Perry implies that we owners of farms are stupid.
Perry said, “I laid out a very broad-based, 50-year plan—and a lot of times people missed the 50-year part of it, they thought, ‘They are going to build 4,500 miles in 10 years and, oh my God, my farm is gone.’”
So, first, according to Perry, us stupid farm owners misunderstood the 50-year part. It should be perfectly fine with us if the state and a foreign corporation take the family farm away from our children and grandchildren in 50 years.
Second, it is not necessary for him to take the Lord’s name in vain.
And, thirdly, for those of us who saw our farms fall within the Master Plan from Cintra, the Spanish corporation, it was indeed, “My farm is gone.”
Perry implies that people are not going to be paying attention to this issue anymore without the Trans-Texas Corridor name, and that we don’t remember and don’t care that he tried his hardest to take our land away.
He says, “Is the name still around? Are the same people that were mad two years ago still mad today? I would suggest to you no.” I would suggest to him not only yes, but heck yes!
Perry denigrates grass-roots volunteer efforts—if we weren’t having an impact, he wouldn’t lower himself to talk about us.
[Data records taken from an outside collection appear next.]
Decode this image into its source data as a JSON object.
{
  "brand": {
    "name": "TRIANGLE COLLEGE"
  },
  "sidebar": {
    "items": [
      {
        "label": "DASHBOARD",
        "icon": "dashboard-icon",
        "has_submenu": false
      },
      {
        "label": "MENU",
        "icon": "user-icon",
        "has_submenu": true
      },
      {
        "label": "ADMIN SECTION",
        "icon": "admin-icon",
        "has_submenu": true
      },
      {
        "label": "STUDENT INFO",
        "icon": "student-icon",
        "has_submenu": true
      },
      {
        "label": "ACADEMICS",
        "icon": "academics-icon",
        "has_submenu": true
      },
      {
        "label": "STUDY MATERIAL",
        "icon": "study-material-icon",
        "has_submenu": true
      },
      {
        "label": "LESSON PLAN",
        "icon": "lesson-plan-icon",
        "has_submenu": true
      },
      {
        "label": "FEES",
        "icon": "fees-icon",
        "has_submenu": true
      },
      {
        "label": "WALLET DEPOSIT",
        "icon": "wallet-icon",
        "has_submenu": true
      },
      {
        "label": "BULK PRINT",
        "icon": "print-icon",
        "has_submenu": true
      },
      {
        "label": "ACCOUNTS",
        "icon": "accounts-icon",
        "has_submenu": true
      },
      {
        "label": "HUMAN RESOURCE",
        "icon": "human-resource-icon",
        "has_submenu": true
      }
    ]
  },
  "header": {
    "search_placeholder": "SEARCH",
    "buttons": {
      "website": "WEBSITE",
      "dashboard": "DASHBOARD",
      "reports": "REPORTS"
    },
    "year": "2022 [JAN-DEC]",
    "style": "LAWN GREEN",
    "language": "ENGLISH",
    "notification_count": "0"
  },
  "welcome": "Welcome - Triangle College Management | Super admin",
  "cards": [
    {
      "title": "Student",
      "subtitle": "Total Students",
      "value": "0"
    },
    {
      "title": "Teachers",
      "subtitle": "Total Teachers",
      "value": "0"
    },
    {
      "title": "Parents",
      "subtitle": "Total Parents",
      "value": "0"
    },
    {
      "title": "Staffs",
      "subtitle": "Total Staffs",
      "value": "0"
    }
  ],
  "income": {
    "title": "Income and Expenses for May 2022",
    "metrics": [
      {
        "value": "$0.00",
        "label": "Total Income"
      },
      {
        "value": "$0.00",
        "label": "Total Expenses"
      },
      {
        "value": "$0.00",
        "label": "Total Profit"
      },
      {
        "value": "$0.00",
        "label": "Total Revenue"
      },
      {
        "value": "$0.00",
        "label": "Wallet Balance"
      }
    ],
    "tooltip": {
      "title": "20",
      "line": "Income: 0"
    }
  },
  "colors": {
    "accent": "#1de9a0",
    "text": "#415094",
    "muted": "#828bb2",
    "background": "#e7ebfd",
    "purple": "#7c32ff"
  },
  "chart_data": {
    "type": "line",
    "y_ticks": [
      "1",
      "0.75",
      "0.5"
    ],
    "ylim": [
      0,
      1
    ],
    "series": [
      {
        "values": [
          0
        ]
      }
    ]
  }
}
Lindenberger raises two important points related to the impact of grass-roots efforts against Perry and the Corridor. First, he says to Perry, “It seems clear that something fell apart politically for you in 2006, when you faced strong opposition in your re-election campaign [thus resulting in Gov. 39%], and then in 2007 when lawmakers rebelled at the idea of bringing foreign companies to Texas to build and operate toll roads—for a profit.”
Then, Lindenberger also points out, “Among the most persistent complaints among the grass-roots opposition to the Trans Texas Corridor has been your relentless push for not just toll roads, but for privatization, too. Among the criticism has been the observation that you have received hundreds of thousands of dollars from some of the same companies that went on to win contracts to build some of these roads. Is that a fair criticism?
Perry totally reverses the order of what happened, as pointed out in the question. The sequence is that Perry received hundreds of thousands of dollars and then the companies won road contracts.
Perry turns the question around and responds, “People contribute to my campaign because they like my philosophy and they like what I implement.”
Then he once more insults some of his constituents, knocking down the straw man of not building any roads at all. “If the grass-roots toll groups . . . had substantial influence, we wouldn’t be building any roads at all.” And Perry is so vindictive and petty, he has to make an uncalled-for attack on former Austinite Sal Costello, who worked tirelessly against toll roads and the Corridor on a volunteer basis: “Sal Costello had to move out of the state, it got to be such a poor way to make a living.”
Sal did not make a living out of it; he put his own money and time into the fight and had a lot of success. He was the David against the Goliath of Perry and his contributors. Lindenberger points out in a note:
Costello, founder of a group called Austin Toll Party, is credited with helping stop some taxpayer-funded roads in Austin from being converted to toll roads. His blistering attacks made him a prolific anti-toll road gadfly. He announced earlier this month he had moved to a small town in Illinois and given up what he called his costly “obsession” with campaigning against toll roads.
Attacking volunteers—giving big contracts to big contributors—Is this any way to run the state?
If Perry thinks that it is an attractive trait to publicly attack citizens volunteering to make the state a better place and rural residents who are simply trying to save their farms and ranches, he is sadly mistaken. It is Perry and his big contributors who are “making a living” out of this—a rather large living, when private corporations get in the position, through their influence on the Governor, to wield the power of the government against private citizens.